### Your objective
The data below is to be set down exactly.

========================

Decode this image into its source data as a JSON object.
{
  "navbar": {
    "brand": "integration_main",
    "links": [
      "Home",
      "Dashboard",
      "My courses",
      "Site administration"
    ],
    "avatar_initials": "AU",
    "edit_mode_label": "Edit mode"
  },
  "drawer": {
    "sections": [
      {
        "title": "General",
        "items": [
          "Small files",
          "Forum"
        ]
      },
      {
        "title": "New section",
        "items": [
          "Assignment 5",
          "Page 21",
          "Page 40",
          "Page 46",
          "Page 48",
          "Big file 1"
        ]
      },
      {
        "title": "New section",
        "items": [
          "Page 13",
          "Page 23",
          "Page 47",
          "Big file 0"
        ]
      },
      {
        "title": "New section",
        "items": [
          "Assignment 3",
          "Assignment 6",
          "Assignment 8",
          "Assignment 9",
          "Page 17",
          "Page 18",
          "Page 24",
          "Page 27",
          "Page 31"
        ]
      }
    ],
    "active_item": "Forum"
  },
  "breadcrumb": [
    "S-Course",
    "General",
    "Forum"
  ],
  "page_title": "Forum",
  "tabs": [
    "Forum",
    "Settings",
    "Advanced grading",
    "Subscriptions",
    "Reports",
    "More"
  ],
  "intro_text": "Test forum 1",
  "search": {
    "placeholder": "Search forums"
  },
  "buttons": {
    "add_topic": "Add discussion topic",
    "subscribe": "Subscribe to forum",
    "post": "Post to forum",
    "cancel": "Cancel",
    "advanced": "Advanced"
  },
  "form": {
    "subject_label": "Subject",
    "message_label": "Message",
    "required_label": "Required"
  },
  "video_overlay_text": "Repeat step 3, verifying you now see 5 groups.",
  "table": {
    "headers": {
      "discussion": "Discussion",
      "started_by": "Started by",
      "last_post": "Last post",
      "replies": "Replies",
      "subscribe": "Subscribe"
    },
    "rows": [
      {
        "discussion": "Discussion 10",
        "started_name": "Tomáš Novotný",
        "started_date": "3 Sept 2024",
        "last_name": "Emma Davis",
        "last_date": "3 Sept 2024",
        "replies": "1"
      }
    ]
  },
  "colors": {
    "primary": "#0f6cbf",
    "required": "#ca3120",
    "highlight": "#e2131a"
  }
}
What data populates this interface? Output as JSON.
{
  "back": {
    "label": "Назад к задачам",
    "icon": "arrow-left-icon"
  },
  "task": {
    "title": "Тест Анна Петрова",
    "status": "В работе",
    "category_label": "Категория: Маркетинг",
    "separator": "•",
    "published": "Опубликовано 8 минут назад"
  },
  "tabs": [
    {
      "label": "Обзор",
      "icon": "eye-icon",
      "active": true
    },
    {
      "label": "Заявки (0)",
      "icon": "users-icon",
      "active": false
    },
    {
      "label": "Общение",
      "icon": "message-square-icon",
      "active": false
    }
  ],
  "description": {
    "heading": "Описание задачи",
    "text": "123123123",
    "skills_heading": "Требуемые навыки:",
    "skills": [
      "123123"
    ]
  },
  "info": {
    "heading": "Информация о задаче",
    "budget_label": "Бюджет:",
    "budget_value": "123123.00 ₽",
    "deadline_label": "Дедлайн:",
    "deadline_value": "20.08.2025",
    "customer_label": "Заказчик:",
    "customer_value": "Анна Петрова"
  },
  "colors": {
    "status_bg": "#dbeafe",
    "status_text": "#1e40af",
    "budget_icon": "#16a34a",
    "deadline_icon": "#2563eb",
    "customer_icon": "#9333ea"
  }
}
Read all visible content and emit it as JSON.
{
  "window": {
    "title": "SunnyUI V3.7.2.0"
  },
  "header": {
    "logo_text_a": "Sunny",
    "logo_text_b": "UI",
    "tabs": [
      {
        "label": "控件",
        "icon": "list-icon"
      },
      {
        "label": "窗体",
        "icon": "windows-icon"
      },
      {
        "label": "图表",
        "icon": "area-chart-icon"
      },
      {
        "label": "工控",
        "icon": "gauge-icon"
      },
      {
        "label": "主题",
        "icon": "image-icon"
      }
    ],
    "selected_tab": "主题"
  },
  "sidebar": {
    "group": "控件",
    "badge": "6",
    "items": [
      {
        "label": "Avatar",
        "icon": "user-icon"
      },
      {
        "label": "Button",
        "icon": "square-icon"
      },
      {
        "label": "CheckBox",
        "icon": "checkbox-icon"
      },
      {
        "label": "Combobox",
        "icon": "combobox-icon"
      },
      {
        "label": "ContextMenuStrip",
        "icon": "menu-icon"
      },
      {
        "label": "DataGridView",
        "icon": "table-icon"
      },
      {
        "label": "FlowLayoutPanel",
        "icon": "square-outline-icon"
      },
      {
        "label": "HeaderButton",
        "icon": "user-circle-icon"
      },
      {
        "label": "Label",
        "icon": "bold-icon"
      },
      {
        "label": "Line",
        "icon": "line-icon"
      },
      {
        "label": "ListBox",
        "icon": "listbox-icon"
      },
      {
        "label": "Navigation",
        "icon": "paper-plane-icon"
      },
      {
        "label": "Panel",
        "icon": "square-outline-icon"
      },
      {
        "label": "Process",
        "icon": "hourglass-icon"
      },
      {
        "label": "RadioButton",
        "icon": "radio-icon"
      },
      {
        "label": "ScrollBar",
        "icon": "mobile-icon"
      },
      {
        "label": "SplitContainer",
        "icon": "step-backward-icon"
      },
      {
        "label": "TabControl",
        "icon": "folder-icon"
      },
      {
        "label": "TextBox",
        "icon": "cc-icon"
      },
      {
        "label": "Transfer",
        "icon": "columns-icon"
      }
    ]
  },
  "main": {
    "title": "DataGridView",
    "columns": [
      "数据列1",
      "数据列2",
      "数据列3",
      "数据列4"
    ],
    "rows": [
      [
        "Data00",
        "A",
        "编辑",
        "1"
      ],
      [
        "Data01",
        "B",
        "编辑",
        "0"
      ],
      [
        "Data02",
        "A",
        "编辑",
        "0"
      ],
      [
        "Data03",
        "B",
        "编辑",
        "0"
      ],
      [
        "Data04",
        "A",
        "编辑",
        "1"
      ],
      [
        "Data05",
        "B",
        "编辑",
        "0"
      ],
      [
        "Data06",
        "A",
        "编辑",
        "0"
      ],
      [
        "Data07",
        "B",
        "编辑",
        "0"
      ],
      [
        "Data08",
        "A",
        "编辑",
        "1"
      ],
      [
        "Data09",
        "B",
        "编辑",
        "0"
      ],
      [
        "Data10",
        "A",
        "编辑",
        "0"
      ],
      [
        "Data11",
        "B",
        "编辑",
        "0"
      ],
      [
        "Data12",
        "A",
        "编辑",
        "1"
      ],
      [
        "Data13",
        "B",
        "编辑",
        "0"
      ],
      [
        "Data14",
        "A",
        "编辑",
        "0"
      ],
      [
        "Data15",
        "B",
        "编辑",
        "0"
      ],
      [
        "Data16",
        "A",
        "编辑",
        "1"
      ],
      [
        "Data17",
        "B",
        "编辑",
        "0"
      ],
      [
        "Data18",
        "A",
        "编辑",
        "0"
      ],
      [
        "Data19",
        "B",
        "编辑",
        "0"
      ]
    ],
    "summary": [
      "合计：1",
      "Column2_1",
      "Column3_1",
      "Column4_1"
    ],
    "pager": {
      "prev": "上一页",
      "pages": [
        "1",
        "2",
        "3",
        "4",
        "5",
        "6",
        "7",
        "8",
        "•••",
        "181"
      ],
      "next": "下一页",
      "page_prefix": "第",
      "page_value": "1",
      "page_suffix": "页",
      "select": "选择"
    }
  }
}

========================

### Your response
Decode this image into its source data as a JSON object.
{
  "navbar": {
    "brand": "integration_main",
    "links": [
      "Home",
      "Dashboard",
      "My courses",
      "Site administration"
    ],
    "avatar_initials": "AU",
    "edit_mode_label": "Edit mode"
  },
  "drawer": {
    "sections": [
      {
        "title": "General",
        "items": [
          "Small files",
          "Forum"
        ]
      },
      {
        "title": "New section",
        "items": [
          "Assignment 5",
          "Page 21",
          "Page 40",
          "Page 46",
          "Page 48",
          "Big file 1"
        ]
      },
      {
        "title": "New section",
        "items": [
          "Page 13",
          "Page 23",
          "Page 47",
          "Big file 0"
        ]
      },
      {
        "title": "New section",
        "items": [
          "Assignment 3",
          "Assignment 6",
          "Assignment 8",
          "Assignment 9",
          "Page 17",
          "Page 18",
          "Page 24",
          "Page 27",
          "Page 31"
        ]
      }
    ],
    "active_item": "Forum"
  },
  "breadcrumb": [
    "S-Course",
    "General",
    "Forum"
  ],
  "page_title": "Forum",
  "tabs": [
    "Forum",
    "Settings",
    "Advanced grading",
    "Subscriptions",
    "Reports",
    "More"
  ],
  "intro_text": "Test forum 1",
  "search": {
    "placeholder": "Search forums"
  },
  "buttons": {
    "add_topic": "Add discussion topic",
    "subscribe": "Subscribe to forum",
    "post": "Post to forum",
    "cancel": "Cancel",
    "advanced": "Advanced"
  },
  "form": {
    "subject_label": "Subject",
    "message_label": "Message",
    "required_label": "Required"
  },
  "video_overlay_text": "Repeat step 3, verifying you now see 5 groups.",
  "table": {
    "headers": {
      "discussion": "Discussion",
      "started_by": "Started by",
      "last_post": "Last post",
      "replies": "Replies",
      "subscribe": "Subscribe"
    },
    "rows": [
      {
        "discussion": "Discussion 10",
        "started_name": "Tomáš Novotný",
        "started_date": "3 Sept 2024",
        "last_name": "Emma Davis",
        "last_date": "3 Sept 2024",
        "replies": "1"
      }
    ]
  },
  "colors": {
    "primary": "#0f6cbf",
    "required": "#ca3120",
    "highlight": "#e2131a"
  }
}
What data populates this interface? Output as JSON.
{
  "back": {
    "label": "Назад к задачам",
    "icon": "arrow-left-icon"
  },
  "task": {
    "title": "Тест Анна Петрова",
    "status": "В работе",
    "category_label": "Категория: Маркетинг",
    "separator": "•",
    "published": "Опубликовано 8 минут назад"
  },
  "tabs": [
    {
      "label": "Обзор",
      "icon": "eye-icon",
      "active": true
    },
    {
      "label": "Заявки (0)",
      "icon": "users-icon",
      "active": false
    },
    {
      "label": "Общение",
      "icon": "message-square-icon",
      "active": false
    }
  ],
  "description": {
    "heading": "Описание задачи",
    "text": "123123123",
    "skills_heading": "Требуемые навыки:",
    "skills": [
      "123123"
    ]
  },
  "info": {
    "heading": "Информация о задаче",
    "budget_label": "Бюджет:",
    "budget_value": "123123.00 ₽",
    "deadline_label": "Дедлайн:",
    "deadline_value": "20.08.2025",
    "customer_label": "Заказчик:",
    "customer_value": "Анна Петрова"
  },
  "colors": {
    "status_bg": "#dbeafe",
    "status_text": "#1e40af",
    "budget_icon": "#16a34a",
    "deadline_icon": "#2563eb",
    "customer_icon": "#9333ea"
  }
}
Read all visible content and emit it as JSON.
{
  "window": {
    "title": "SunnyUI V3.7.2.0"
  },
  "header": {
    "logo_text_a": "Sunny",
    "logo_text_b": "UI",
    "tabs": [
      {
        "label": "控件",
        "icon": "list-icon"
      },
      {
        "label": "窗体",
        "icon": "windows-icon"
      },
      {
        "label": "图表",
        "icon": "area-chart-icon"
      },
      {
        "label": "工控",
        "icon": "gauge-icon"
      },
      {
        "label": "主题",
        "icon": "image-icon"
      }
    ],
    "selected_tab": "主题"
  },
  "sidebar": {
    "group": "控件",
    "badge": "6",
    "items": [
      {
        "label": "Avatar",
        "icon": "user-icon"
      },
      {
        "label": "Button",
        "icon": "square-icon"
      },
      {
        "label": "CheckBox",
        "icon": "checkbox-icon"
      },
      {
        "label": "Combobox",
        "icon": "combobox-icon"
      },
      {
        "label": "ContextMenuStrip",
        "icon": "menu-icon"
      },
      {
        "label": "DataGridView",
        "icon": "table-icon"
      },
      {
        "label": "FlowLayoutPanel",
        "icon": "square-outline-icon"
      },
      {
        "label": "HeaderButton",
        "icon": "user-circle-icon"
      },
      {
        "label": "Label",
        "icon": "bold-icon"
      },
      {
        "label": "Line",
        "icon": "line-icon"
      },
      {
        "label": "ListBox",
        "icon": "listbox-icon"
      },
      {
        "label": "Navigation",
        "icon": "paper-plane-icon"
      },
      {
        "label": "Panel",
        "icon": "square-outline-icon"
      },
      {
        "label": "Process",
        "icon": "hourglass-icon"
      },
      {
        "label": "RadioButton",
        "icon": "radio-icon"
      },
      {
        "label": "ScrollBar",
        "icon": "mobile-icon"
      },
      {
        "label": "SplitContainer",
        "icon": "step-backward-icon"
      },
      {
        "label": "TabControl",
        "icon": "folder-icon"
      },
      {
        "label": "TextBox",
        "icon": "cc-icon"
      },
      {
        "label": "Transfer",
        "icon": "columns-icon"
      }
    ]
  },
  "main": {
    "title": "DataGridView",
    "columns": [
      "数据列1",
      "数据列2",
      "数据列3",
      "数据列4"
    ],
    "rows": [
      [
        "Data00",
        "A",
        "编辑",
        "1"
      ],
      [
        "Data01",
        "B",
        "编辑",
        "0"
      ],
      [
        "Data02",
        "A",
        "编辑",
        "0"
      ],
      [
        "Data03",
        "B",
        "编辑",
        "0"
      ],
      [
        "Data04",
        "A",
        "编辑",
        "1"
      ],
      [
        "Data05",
        "B",
        "编辑",
        "0"
      ],
      [
        "Data06",
        "A",
        "编辑",
        "0"
      ],
      [
        "Data07",
        "B",
        "编辑",
        "0"
      ],
      [
        "Data08",
        "A",
        "编辑",
        "1"
      ],
      [
        "Data09",
        "B",
        "编辑",
        "0"
      ],
      [
        "Data10",
        "A",
        "编辑",
        "0"
      ],
      [
        "Data11",
        "B",
        "编辑",
        "0"
      ],
      [
        "Data12",
        "A",
        "编辑",
        "1"
      ],
      [
        "Data13",
        "B",
        "编辑",
        "0"
      ],
      [
        "Data14",
        "A",
        "编辑",
        "0"
      ],
      [
        "Data15",
        "B",
        "编辑",
        "0"
      ],
      [
        "Data16",
        "A",
        "编辑",
        "1"
      ],
      [
        "Data17",
        "B",
        "编辑",
        "0"
      ],
      [
        "Data18",
        "A",
        "编辑",
        "0"
      ],
      [
        "Data19",
        "B",
        "编辑",
        "0"
      ]
    ],
    "summary": [
      "合计：1",
      "Column2_1",
      "Column3_1",
      "Column4_1"
    ],
    "pager": {
      "prev": "上一页",
      "pages": [
        "1",
        "2",
        "3",
        "4",
        "5",
        "6",
        "7",
        "8",
        "•••",
        "181"
      ],
      "next": "下一页",
      "page_prefix": "第",
      "page_value": "1",
      "page_suffix": "页",
      "select": "选择"
    }
  }
}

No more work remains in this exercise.